I recently read a Seth Godin blog that compared leadership and business advice to being asked to draw an owl. The article suggests that the approach typical of much business advice would be analogous to saying that there are two steps to drawing an owl.
First, you draw two shapes to represent the head and body. Next, you draw the rest of the owl. In other words, the advice is not very helpful.
The statement that particularly caught my attention was what followed the above instruction. Godin suggests that ”the difficult part is learning to see what an owl looks like. Drawing an owl involves thousands of small decisions, each based on the answer to just one question, what does the owl look like?”
Godin suggests that the process of drawing, erasing and re-drawing is representative of the iterative process that we all go through as we learn to see the world.

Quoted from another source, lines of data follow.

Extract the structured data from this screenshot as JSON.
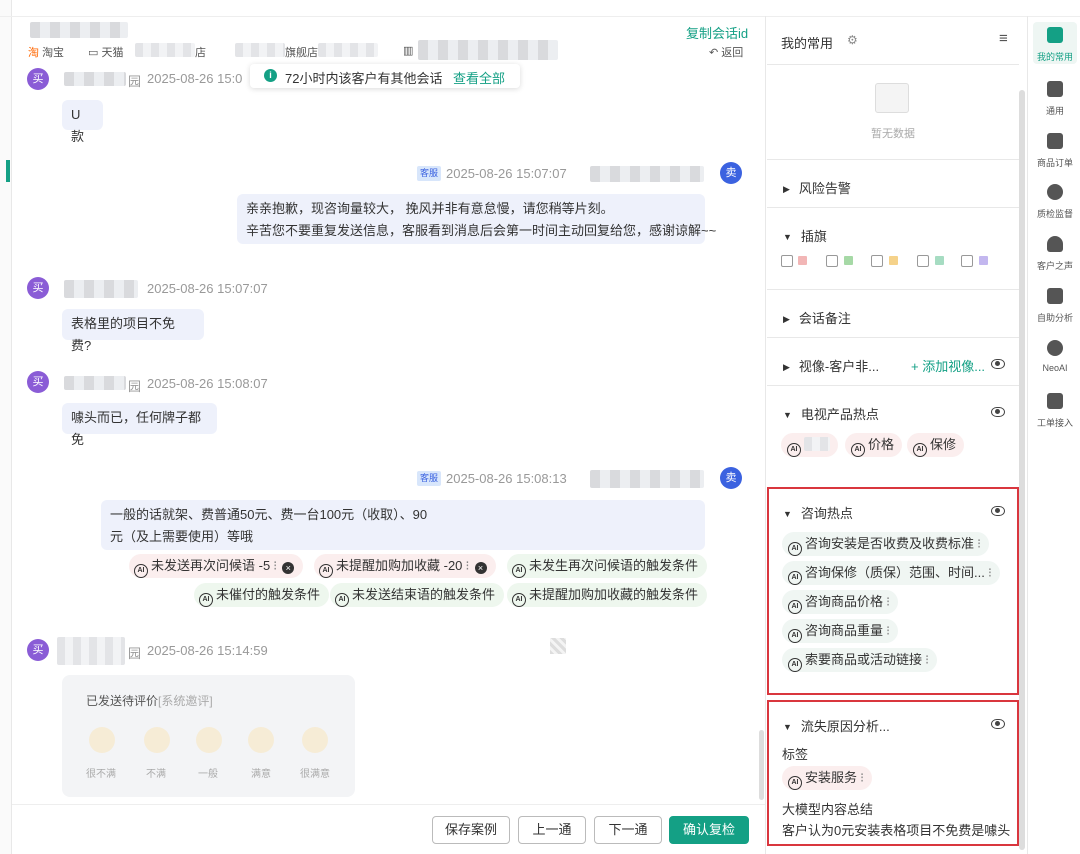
{
  "header": {
    "copy_session_id": "复制会话id",
    "back": "返回",
    "shops": [
      "淘宝",
      "天猫",
      "店",
      "旗舰店"
    ]
  },
  "notice": {
    "text": "72小时内该客户有其他会话",
    "link": "查看全部"
  },
  "messages": [
    {
      "role": "buyer",
      "avatar": "买",
      "name_suffix": "园",
      "time": "2025-08-26 15:0",
      "text": "U 款"
    },
    {
      "role": "seller",
      "avatar": "卖",
      "badge": "客服",
      "time": "2025-08-26 15:07:07",
      "lines": [
        "亲亲抱歉，现咨询量较大， 挽风并非有意怠慢，请您稍等片刻。",
        "辛苦您不要重复发送信息，客服看到消息后会第一时间主动回复给您，感谢谅解~~"
      ]
    },
    {
      "role": "buyer",
      "avatar": "买",
      "time": "2025-08-26 15:07:07",
      "text": "表格里的项目不免费?"
    },
    {
      "role": "buyer",
      "avatar": "买",
      "name_suffix": "园",
      "time": "2025-08-26 15:08:07",
      "text": "噱头而已，任何牌子都免"
    },
    {
      "role": "seller",
      "avatar": "卖",
      "badge": "客服",
      "time": "2025-08-26 15:08:13",
      "lines": [
        "一般的话就架、费普通50元、费一台100元（收取）、90",
        "元（及上需要使用）等哦"
      ]
    },
    {
      "role": "buyer",
      "avatar": "买",
      "name_suffix": "园",
      "time": "2025-08-26 15:14:59"
    }
  ],
  "qc_tags": {
    "red": [
      {
        "label": "未发送再次问候语 -5"
      },
      {
        "label": "未提醒加购加收藏 -20"
      }
    ],
    "green": [
      "未发生再次问候语的触发条件",
      "未催付的触发条件",
      "未发送结束语的触发条件",
      "未提醒加购加收藏的触发条件"
    ]
  },
  "rating_card": {
    "title": "已发送待评价",
    "system": "[系统邀评]",
    "options": [
      "很不满",
      "不满",
      "一般",
      "满意",
      "很满意"
    ]
  },
  "footer": {
    "save_case": "保存案例",
    "prev": "上一通",
    "next": "下一通",
    "confirm": "确认复检"
  },
  "panel": {
    "title": "我的常用",
    "empty": "暂无数据",
    "sections": {
      "risk": "风险告警",
      "flag": "插旗",
      "note": "会话备注",
      "video": "视像-客户非...",
      "video_add": "+ 添加视像...",
      "tv": "电视产品热点",
      "consult": "咨询热点",
      "churn": "流失原因分析..."
    },
    "tv_tags": [
      "价格",
      "保修"
    ],
    "consult_tags": [
      "咨询安装是否收费及收费标准",
      "咨询保修（质保）范围、时间...",
      "咨询商品价格",
      "咨询商品重量",
      "索要商品或活动链接"
    ],
    "churn": {
      "tag_heading": "标签",
      "tag": "安装服务",
      "summary_heading": "大模型内容总结",
      "summary": "客户认为0元安装表格项目不免费是噱头"
    },
    "flag_colors": [
      "#f2b6b6",
      "#a6d9a6",
      "#f5d28a",
      "#a6dcc2",
      "#c3b7ef"
    ]
  },
  "nav": [
    {
      "label": "我的常用",
      "icon": "grid-icon"
    },
    {
      "label": "通用",
      "icon": "chat-icon"
    },
    {
      "label": "商品订单",
      "icon": "clipboard-icon"
    },
    {
      "label": "质检监督",
      "icon": "shield-icon"
    },
    {
      "label": "客户之声",
      "icon": "user-voice-icon"
    },
    {
      "label": "自助分析",
      "icon": "chart-icon"
    },
    {
      "label": "NeoAI",
      "icon": "brain-icon"
    },
    {
      "label": "工单接入",
      "icon": "ticket-icon"
    }
  ],
  "colors": {
    "accent": "#14a085",
    "buyer": "#8a5cd6",
    "seller": "#3b62e0",
    "highlight": "#d9363e"
  }
}
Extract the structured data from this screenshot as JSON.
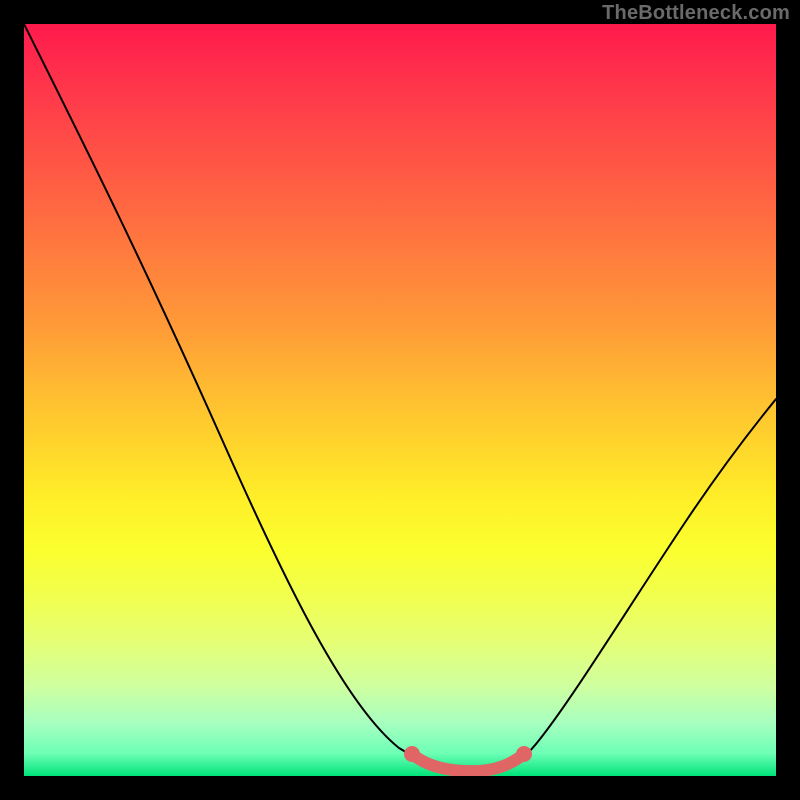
{
  "watermark": "TheBottleneck.com",
  "chart_data": {
    "type": "line",
    "title": "",
    "xlabel": "",
    "ylabel": "",
    "xlim": [
      0,
      1
    ],
    "ylim": [
      0,
      1
    ],
    "series": [
      {
        "name": "curve",
        "x": [
          0.0,
          0.05,
          0.1,
          0.15,
          0.2,
          0.25,
          0.3,
          0.35,
          0.4,
          0.45,
          0.48,
          0.51,
          0.55,
          0.6,
          0.63,
          0.66,
          0.7,
          0.75,
          0.8,
          0.85,
          0.9,
          0.95,
          1.0
        ],
        "y": [
          1.0,
          0.9,
          0.8,
          0.7,
          0.6,
          0.5,
          0.4,
          0.3,
          0.2,
          0.11,
          0.06,
          0.03,
          0.012,
          0.006,
          0.006,
          0.013,
          0.04,
          0.11,
          0.2,
          0.29,
          0.38,
          0.46,
          0.52
        ]
      }
    ],
    "valley": {
      "x": [
        0.51,
        0.55,
        0.58,
        0.61,
        0.64,
        0.66
      ],
      "y": [
        0.03,
        0.012,
        0.009,
        0.007,
        0.008,
        0.015
      ]
    },
    "gradient": [
      {
        "stop": 0.0,
        "color": "#ff1a4d"
      },
      {
        "stop": 0.5,
        "color": "#ffb932"
      },
      {
        "stop": 0.75,
        "color": "#f1ff4e"
      },
      {
        "stop": 1.0,
        "color": "#00e37a"
      }
    ]
  }
}
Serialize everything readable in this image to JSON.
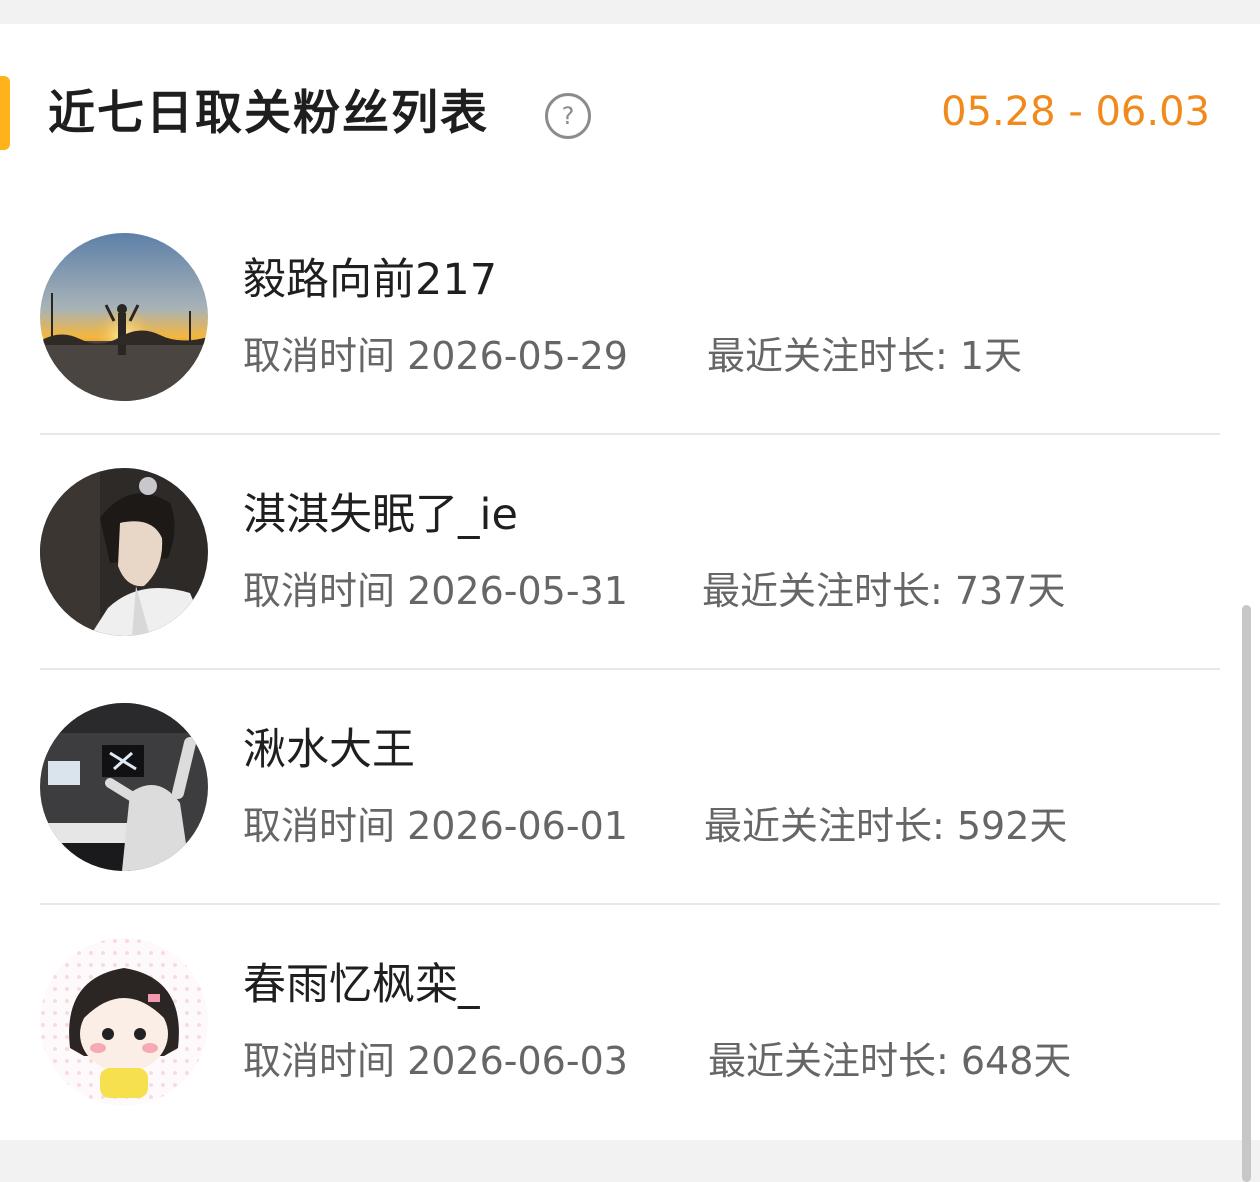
{
  "header": {
    "title": "近七日取关粉丝列表",
    "help_icon": "question-circle-icon",
    "date_range": "05.28 - 06.03"
  },
  "colors": {
    "accent": "#ffb31a",
    "date_range": "#f08a1c",
    "primary_text": "#1f1f1f",
    "secondary_text": "#666666"
  },
  "fans": [
    {
      "username": "毅路向前217",
      "cancel_time": "取消时间 2026-05-29",
      "follow_duration": "最近关注时长: 1天",
      "avatar_icon": "sunset-avatar"
    },
    {
      "username": "淇淇失眠了_ie",
      "cancel_time": "取消时间 2026-05-31",
      "follow_duration": "最近关注时长: 737天",
      "avatar_icon": "portrait-avatar"
    },
    {
      "username": "湫水大王",
      "cancel_time": "取消时间 2026-06-01",
      "follow_duration": "最近关注时长: 592天",
      "avatar_icon": "studio-avatar"
    },
    {
      "username": "春雨忆枫栾_",
      "cancel_time": "取消时间 2026-06-03",
      "follow_duration": "最近关注时长: 648天",
      "avatar_icon": "cartoon-girl-avatar"
    }
  ]
}
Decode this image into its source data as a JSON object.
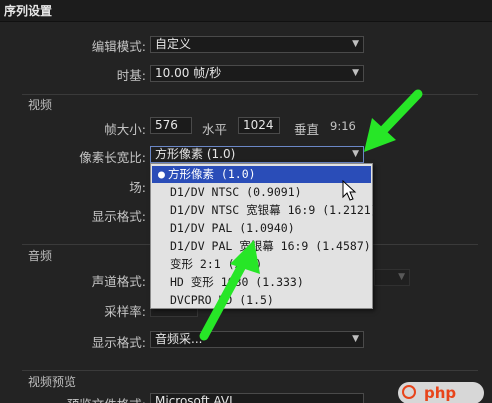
{
  "window": {
    "title": "序列设置"
  },
  "top": {
    "edit_mode_label": "编辑模式:",
    "edit_mode_value": "自定义",
    "timebase_label": "时基:",
    "timebase_value": "10.00  帧/秒"
  },
  "video": {
    "section_title": "视频",
    "frame_size_label": "帧大小:",
    "frame_width": "576",
    "horizontal_label": "水平",
    "frame_height": "1024",
    "vertical_label": "垂直",
    "aspect": "9:16",
    "pixel_aspect_label": "像素长宽比:",
    "pixel_aspect_value": "方形像素 (1.0)",
    "field_label": "场:",
    "display_format_label": "显示格式:"
  },
  "menu": {
    "items": [
      "方形像素  (1.0)",
      "D1/DV NTSC  (0.9091)",
      "D1/DV NTSC 宽银幕 16:9  (1.2121)",
      "D1/DV PAL  (1.0940)",
      "D1/DV PAL 宽银幕 16:9  (1.4587)",
      "变形 2:1  (2.0)",
      "HD 变形 1080  (1.333)",
      "DVCPRO HD  (1.5)"
    ],
    "selected_index": 0
  },
  "audio": {
    "section_title": "音频",
    "channel_format_label": "声道格式:",
    "sample_rate_label": "采样率:",
    "display_format_label": "显示格式:",
    "display_format_value": "音频采..."
  },
  "preview": {
    "section_title": "视频预览",
    "file_format_label": "预览文件格式:",
    "file_format_value": "Microsoft AVI"
  },
  "annotations": {
    "arrow_color": "#27e627",
    "watermark_text": "php"
  },
  "colors": {
    "background": "#232323",
    "menu_background": "#e2e2e2",
    "selection": "#2a4db8"
  }
}
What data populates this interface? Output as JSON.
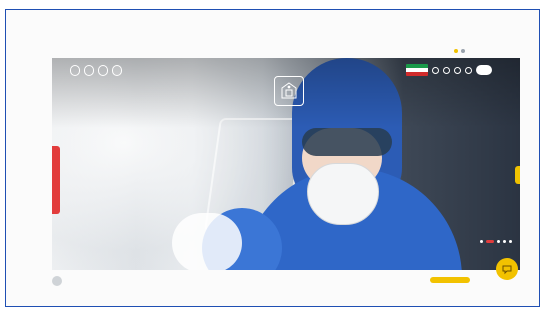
{
  "page": {
    "frame_border_color": "#1f4fb3",
    "accent": {
      "yellow": "#f2c200",
      "red": "#e23c3c",
      "blue": "#2f67c8"
    }
  },
  "topstrip": {
    "text": "",
    "icon": "language-icon"
  },
  "header": {
    "quick_links": [
      {
        "label": ""
      },
      {
        "label": ""
      },
      {
        "label": ""
      },
      {
        "label": ""
      }
    ],
    "search_button_label": "",
    "logo_subtitle": "",
    "menu_left": [
      "",
      "",
      "",
      "",
      ""
    ],
    "menu_right": [
      "",
      "",
      ""
    ]
  },
  "hero": {
    "image_description": "",
    "slider_active_index": 1,
    "slider_count": 5
  },
  "bottom": {
    "left_text": "",
    "right_chip": ""
  },
  "icons": {
    "flag": "iran-flag-icon",
    "social1": "instagram-icon",
    "social2": "telegram-icon",
    "social3": "globe-icon",
    "search": "search-icon",
    "chat": "chat-icon"
  }
}
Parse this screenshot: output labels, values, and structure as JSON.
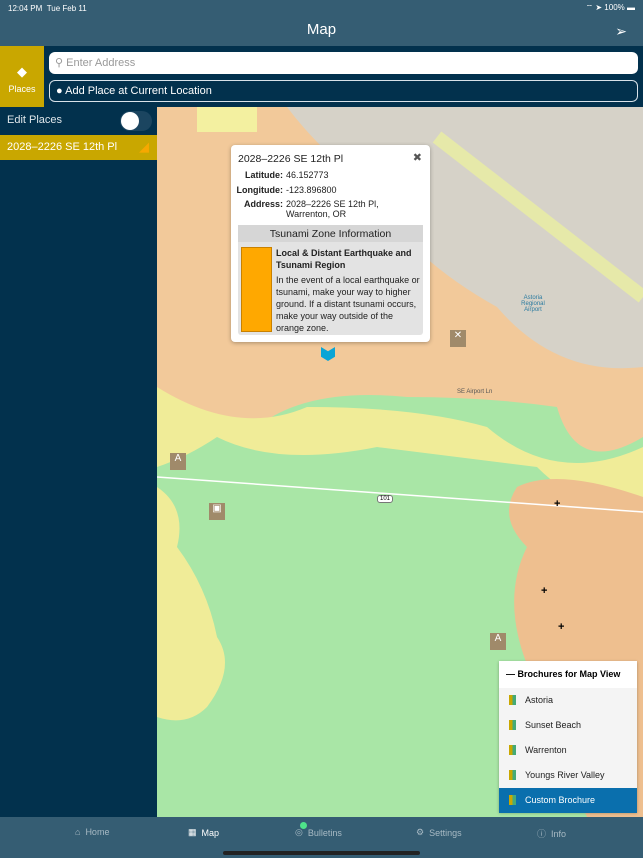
{
  "status": {
    "time": "12:04 PM",
    "date": "Tue Feb 11",
    "battery": "100%"
  },
  "nav": {
    "title": "Map"
  },
  "toolbar": {
    "places_label": "Places",
    "search_placeholder": "Enter Address",
    "add_place_label": "Add Place at Current Location"
  },
  "sidebar": {
    "edit_label": "Edit Places",
    "edit_on": false,
    "places": [
      {
        "label": "2028–2226 SE 12th Pl"
      }
    ]
  },
  "popup": {
    "title": "2028–2226 SE 12th Pl",
    "lat_label": "Latitude:",
    "lat": "46.152773",
    "lon_label": "Longitude:",
    "lon": "-123.896800",
    "addr_label": "Address:",
    "addr1": "2028–2226 SE 12th Pl,",
    "addr2": "Warrenton, OR",
    "zone_title": "Tsunami Zone Information",
    "zone_heading": "Local & Distant Earthquake and Tsunami Region",
    "zone_text": "In the event of a local earthquake or tsunami, make your way to higher ground. If a distant tsunami occurs, make your way outside of the orange zone.",
    "zone_color": "#ffa800"
  },
  "map_labels": {
    "airport": "Astoria Regional Airport",
    "road": "SE Airport Ln",
    "highway": "101"
  },
  "brochures": {
    "title": "Brochures for Map View",
    "items": [
      "Astoria",
      "Sunset Beach",
      "Warrenton",
      "Youngs River Valley",
      "Custom Brochure"
    ],
    "selected": "Custom Brochure"
  },
  "tabs": [
    {
      "label": "Home"
    },
    {
      "label": "Map"
    },
    {
      "label": "Bulletins"
    },
    {
      "label": "Settings"
    },
    {
      "label": "Info"
    }
  ]
}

I’d like to draw from the work of Betty Edwards who wrote Drawing on the Right Side of the Brain. It can be a very useful exercise to learn to draw the owl by drawing the negative space that surrounds the owl. If we pay too much attention to the details of the owl, then we might simply come up with the answers that are already known to us. So, it can be a very useful exercise to see the owl differently than we might normally look at it.
Creativity can be a useful thing.